GIVEN ENTRIES: Begin

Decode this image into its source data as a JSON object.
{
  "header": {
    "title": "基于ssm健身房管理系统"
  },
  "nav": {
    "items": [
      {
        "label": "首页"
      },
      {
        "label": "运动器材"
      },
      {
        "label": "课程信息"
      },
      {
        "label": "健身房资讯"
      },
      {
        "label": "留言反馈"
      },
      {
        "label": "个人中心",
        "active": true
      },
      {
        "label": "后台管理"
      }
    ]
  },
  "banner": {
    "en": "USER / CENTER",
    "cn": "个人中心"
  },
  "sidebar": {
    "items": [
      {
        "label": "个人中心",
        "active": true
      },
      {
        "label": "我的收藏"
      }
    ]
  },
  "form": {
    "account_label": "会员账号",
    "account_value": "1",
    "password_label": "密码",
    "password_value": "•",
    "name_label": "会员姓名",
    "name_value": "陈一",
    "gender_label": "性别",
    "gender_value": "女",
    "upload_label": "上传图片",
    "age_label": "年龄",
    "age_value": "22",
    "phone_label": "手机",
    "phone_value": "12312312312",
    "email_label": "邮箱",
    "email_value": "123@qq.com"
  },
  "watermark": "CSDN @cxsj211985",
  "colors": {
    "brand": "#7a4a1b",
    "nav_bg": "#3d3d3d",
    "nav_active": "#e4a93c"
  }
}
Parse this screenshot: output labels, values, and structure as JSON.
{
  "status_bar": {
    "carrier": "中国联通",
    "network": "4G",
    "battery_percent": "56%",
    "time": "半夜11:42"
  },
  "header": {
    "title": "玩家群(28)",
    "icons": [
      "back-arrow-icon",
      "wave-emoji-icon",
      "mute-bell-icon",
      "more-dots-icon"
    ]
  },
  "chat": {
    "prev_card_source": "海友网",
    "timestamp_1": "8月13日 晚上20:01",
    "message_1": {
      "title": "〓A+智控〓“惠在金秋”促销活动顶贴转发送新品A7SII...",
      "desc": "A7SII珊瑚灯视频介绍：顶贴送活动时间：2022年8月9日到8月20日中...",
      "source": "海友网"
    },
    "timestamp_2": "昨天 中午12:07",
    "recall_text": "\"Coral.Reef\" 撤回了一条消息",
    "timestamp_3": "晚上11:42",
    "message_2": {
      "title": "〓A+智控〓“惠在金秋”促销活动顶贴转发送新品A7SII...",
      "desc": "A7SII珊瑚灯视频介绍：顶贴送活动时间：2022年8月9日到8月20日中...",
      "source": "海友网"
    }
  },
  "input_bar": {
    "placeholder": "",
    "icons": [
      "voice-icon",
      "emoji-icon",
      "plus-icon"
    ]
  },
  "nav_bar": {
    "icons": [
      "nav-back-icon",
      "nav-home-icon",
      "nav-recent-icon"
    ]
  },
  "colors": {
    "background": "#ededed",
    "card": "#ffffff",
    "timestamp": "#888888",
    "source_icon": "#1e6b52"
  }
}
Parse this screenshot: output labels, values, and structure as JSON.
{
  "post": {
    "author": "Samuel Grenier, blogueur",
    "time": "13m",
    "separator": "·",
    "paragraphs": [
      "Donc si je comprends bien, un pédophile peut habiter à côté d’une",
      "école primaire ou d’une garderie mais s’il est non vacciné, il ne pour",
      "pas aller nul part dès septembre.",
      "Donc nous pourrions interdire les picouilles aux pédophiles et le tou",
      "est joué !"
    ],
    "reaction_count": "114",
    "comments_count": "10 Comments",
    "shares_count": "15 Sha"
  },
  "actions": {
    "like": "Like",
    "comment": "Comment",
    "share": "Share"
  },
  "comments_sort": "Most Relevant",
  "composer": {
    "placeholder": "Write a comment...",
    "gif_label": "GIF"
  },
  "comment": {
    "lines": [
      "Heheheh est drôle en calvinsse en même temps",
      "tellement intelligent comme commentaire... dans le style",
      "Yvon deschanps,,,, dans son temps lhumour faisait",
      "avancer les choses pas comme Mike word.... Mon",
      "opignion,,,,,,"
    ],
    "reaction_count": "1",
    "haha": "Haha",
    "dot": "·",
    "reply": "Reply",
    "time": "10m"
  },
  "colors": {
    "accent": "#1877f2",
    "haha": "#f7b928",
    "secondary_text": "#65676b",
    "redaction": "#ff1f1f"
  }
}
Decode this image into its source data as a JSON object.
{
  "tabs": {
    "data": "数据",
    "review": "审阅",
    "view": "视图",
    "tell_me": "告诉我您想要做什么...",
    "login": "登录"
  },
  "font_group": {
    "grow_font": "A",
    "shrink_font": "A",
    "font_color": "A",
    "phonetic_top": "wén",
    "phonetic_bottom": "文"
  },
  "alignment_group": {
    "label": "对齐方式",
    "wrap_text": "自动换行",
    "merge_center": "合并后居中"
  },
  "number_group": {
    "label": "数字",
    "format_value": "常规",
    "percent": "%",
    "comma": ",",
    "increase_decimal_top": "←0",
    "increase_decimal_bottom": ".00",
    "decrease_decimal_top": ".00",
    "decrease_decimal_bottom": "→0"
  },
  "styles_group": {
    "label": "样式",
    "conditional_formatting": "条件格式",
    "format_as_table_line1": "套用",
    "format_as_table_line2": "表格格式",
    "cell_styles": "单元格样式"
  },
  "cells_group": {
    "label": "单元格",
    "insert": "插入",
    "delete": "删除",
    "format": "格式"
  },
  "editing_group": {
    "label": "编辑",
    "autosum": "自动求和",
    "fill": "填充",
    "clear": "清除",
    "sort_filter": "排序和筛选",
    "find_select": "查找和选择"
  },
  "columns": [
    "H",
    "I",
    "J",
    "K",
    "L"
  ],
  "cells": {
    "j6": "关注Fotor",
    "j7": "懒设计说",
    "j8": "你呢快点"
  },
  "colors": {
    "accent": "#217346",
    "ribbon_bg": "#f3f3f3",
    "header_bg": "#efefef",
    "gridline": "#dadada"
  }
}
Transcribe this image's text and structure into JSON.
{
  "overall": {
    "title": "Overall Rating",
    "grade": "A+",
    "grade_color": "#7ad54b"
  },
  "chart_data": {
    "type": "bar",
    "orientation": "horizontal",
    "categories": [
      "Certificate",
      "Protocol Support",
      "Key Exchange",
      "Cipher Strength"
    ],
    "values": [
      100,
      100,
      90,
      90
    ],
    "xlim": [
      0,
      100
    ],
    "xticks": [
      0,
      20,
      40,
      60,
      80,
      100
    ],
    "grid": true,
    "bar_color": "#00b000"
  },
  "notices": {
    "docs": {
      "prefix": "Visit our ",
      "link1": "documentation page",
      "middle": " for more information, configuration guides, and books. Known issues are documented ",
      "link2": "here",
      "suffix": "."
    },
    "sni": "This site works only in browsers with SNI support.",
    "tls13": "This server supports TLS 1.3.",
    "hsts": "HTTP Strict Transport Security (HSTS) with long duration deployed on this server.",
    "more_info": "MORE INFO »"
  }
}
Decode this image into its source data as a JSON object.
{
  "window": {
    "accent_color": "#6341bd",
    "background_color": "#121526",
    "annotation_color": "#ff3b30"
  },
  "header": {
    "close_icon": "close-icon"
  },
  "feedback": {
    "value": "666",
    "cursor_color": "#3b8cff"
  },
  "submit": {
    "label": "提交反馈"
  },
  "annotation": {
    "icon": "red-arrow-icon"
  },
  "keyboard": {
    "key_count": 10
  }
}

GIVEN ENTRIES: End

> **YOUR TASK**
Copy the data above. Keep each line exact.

> **SOLUTION FOR THIS TASK**
Decode this image into its source data as a JSON object.
{
  "header": {
    "title": "基于ssm健身房管理系统"
  },
  "nav": {
    "items": [
      {
        "label": "首页"
      },
      {
        "label": "运动器材"
      },
      {
        "label": "课程信息"
      },
      {
        "label": "健身房资讯"
      },
      {
        "label": "留言反馈"
      },
      {
        "label": "个人中心",
        "active": true
      },
      {
        "label": "后台管理"
      }
    ]
  },
  "banner": {
    "en": "USER / CENTER",
    "cn": "个人中心"
  },
  "sidebar": {
    "items": [
      {
        "label": "个人中心",
        "active": true
      },
      {
        "label": "我的收藏"
      }
    ]
  },
  "form": {
    "account_label": "会员账号",
    "account_value": "1",
    "password_label": "密码",
    "password_value": "•",
    "name_label": "会员姓名",
    "name_value": "陈一",
    "gender_label": "性别",
    "gender_value": "女",
    "upload_label": "上传图片",
    "age_label": "年龄",
    "age_value": "22",
    "phone_label": "手机",
    "phone_value": "12312312312",
    "email_label": "邮箱",
    "email_value": "123@qq.com"
  },
  "watermark": "CSDN @cxsj211985",
  "colors": {
    "brand": "#7a4a1b",
    "nav_bg": "#3d3d3d",
    "nav_active": "#e4a93c"
  }
}
Parse this screenshot: output labels, values, and structure as JSON.
{
  "status_bar": {
    "carrier": "中国联通",
    "network": "4G",
    "battery_percent": "56%",
    "time": "半夜11:42"
  },
  "header": {
    "title": "玩家群(28)",
    "icons": [
      "back-arrow-icon",
      "wave-emoji-icon",
      "mute-bell-icon",
      "more-dots-icon"
    ]
  },
  "chat": {
    "prev_card_source": "海友网",
    "timestamp_1": "8月13日 晚上20:01",
    "message_1": {
      "title": "〓A+智控〓“惠在金秋”促销活动顶贴转发送新品A7SII...",
      "desc": "A7SII珊瑚灯视频介绍：顶贴送活动时间：2022年8月9日到8月20日中...",
      "source": "海友网"
    },
    "timestamp_2": "昨天 中午12:07",
    "recall_text": "\"Coral.Reef\" 撤回了一条消息",
    "timestamp_3": "晚上11:42",
    "message_2": {
      "title": "〓A+智控〓“惠在金秋”促销活动顶贴转发送新品A7SII...",
      "desc": "A7SII珊瑚灯视频介绍：顶贴送活动时间：2022年8月9日到8月20日中...",
      "source": "海友网"
    }
  },
  "input_bar": {
    "placeholder": "",
    "icons": [
      "voice-icon",
      "emoji-icon",
      "plus-icon"
    ]
  },
  "nav_bar": {
    "icons": [
      "nav-back-icon",
      "nav-home-icon",
      "nav-recent-icon"
    ]
  },
  "colors": {
    "background": "#ededed",
    "card": "#ffffff",
    "timestamp": "#888888",
    "source_icon": "#1e6b52"
  }
}
Parse this screenshot: output labels, values, and structure as JSON.
{
  "post": {
    "author": "Samuel Grenier, blogueur",
    "time": "13m",
    "separator": "·",
    "paragraphs": [
      "Donc si je comprends bien, un pédophile peut habiter à côté d’une",
      "école primaire ou d’une garderie mais s’il est non vacciné, il ne pour",
      "pas aller nul part dès septembre.",
      "Donc nous pourrions interdire les picouilles aux pédophiles et le tou",
      "est joué !"
    ],
    "reaction_count": "114",
    "comments_count": "10 Comments",
    "shares_count": "15 Sha"
  },
  "actions": {
    "like": "Like",
    "comment": "Comment",
    "share": "Share"
  },
  "comments_sort": "Most Relevant",
  "composer": {
    "placeholder": "Write a comment...",
    "gif_label": "GIF"
  },
  "comment": {
    "lines": [
      "Heheheh est drôle en calvinsse en même temps",
      "tellement intelligent comme commentaire... dans le style",
      "Yvon deschanps,,,, dans son temps lhumour faisait",
      "avancer les choses pas comme Mike word.... Mon",
      "opignion,,,,,,"
    ],
    "reaction_count": "1",
    "haha": "Haha",
    "dot": "·",
    "reply": "Reply",
    "time": "10m"
  },
  "colors": {
    "accent": "#1877f2",
    "haha": "#f7b928",
    "secondary_text": "#65676b",
    "redaction": "#ff1f1f"
  }
}
Decode this image into its source data as a JSON object.
{
  "tabs": {
    "data": "数据",
    "review": "审阅",
    "view": "视图",
    "tell_me": "告诉我您想要做什么...",
    "login": "登录"
  },
  "font_group": {
    "grow_font": "A",
    "shrink_font": "A",
    "font_color": "A",
    "phonetic_top": "wén",
    "phonetic_bottom": "文"
  },
  "alignment_group": {
    "label": "对齐方式",
    "wrap_text": "自动换行",
    "merge_center": "合并后居中"
  },
  "number_group": {
    "label": "数字",
    "format_value": "常规",
    "percent": "%",
    "comma": ",",
    "increase_decimal_top": "←0",
    "increase_decimal_bottom": ".00",
    "decrease_decimal_top": ".00",
    "decrease_decimal_bottom": "→0"
  },
  "styles_group": {
    "label": "样式",
    "conditional_formatting": "条件格式",
    "format_as_table_line1": "套用",
    "format_as_table_line2": "表格格式",
    "cell_styles": "单元格样式"
  },
  "cells_group": {
    "label": "单元格",
    "insert": "插入",
    "delete": "删除",
    "format": "格式"
  },
  "editing_group": {
    "label": "编辑",
    "autosum": "自动求和",
    "fill": "填充",
    "clear": "清除",
    "sort_filter": "排序和筛选",
    "find_select": "查找和选择"
  },
  "columns": [
    "H",
    "I",
    "J",
    "K",
    "L"
  ],
  "cells": {
    "j6": "关注Fotor",
    "j7": "懒设计说",
    "j8": "你呢快点"
  },
  "colors": {
    "accent": "#217346",
    "ribbon_bg": "#f3f3f3",
    "header_bg": "#efefef",
    "gridline": "#dadada"
  }
}
Transcribe this image's text and structure into JSON.
{
  "overall": {
    "title": "Overall Rating",
    "grade": "A+",
    "grade_color": "#7ad54b"
  },
  "chart_data": {
    "type": "bar",
    "orientation": "horizontal",
    "categories": [
      "Certificate",
      "Protocol Support",
      "Key Exchange",
      "Cipher Strength"
    ],
    "values": [
      100,
      100,
      90,
      90
    ],
    "xlim": [
      0,
      100
    ],
    "xticks": [
      0,
      20,
      40,
      60,
      80,
      100
    ],
    "grid": true,
    "bar_color": "#00b000"
  },
  "notices": {
    "docs": {
      "prefix": "Visit our ",
      "link1": "documentation page",
      "middle": " for more information, configuration guides, and books. Known issues are documented ",
      "link2": "here",
      "suffix": "."
    },
    "sni": "This site works only in browsers with SNI support.",
    "tls13": "This server supports TLS 1.3.",
    "hsts": "HTTP Strict Transport Security (HSTS) with long duration deployed on this server.",
    "more_info": "MORE INFO »"
  }
}
Decode this image into its source data as a JSON object.
{
  "window": {
    "accent_color": "#6341bd",
    "background_color": "#121526",
    "annotation_color": "#ff3b30"
  },
  "header": {
    "close_icon": "close-icon"
  },
  "feedback": {
    "value": "666",
    "cursor_color": "#3b8cff"
  },
  "submit": {
    "label": "提交反馈"
  },
  "annotation": {
    "icon": "red-arrow-icon"
  },
  "keyboard": {
    "key_count": 10
  }
}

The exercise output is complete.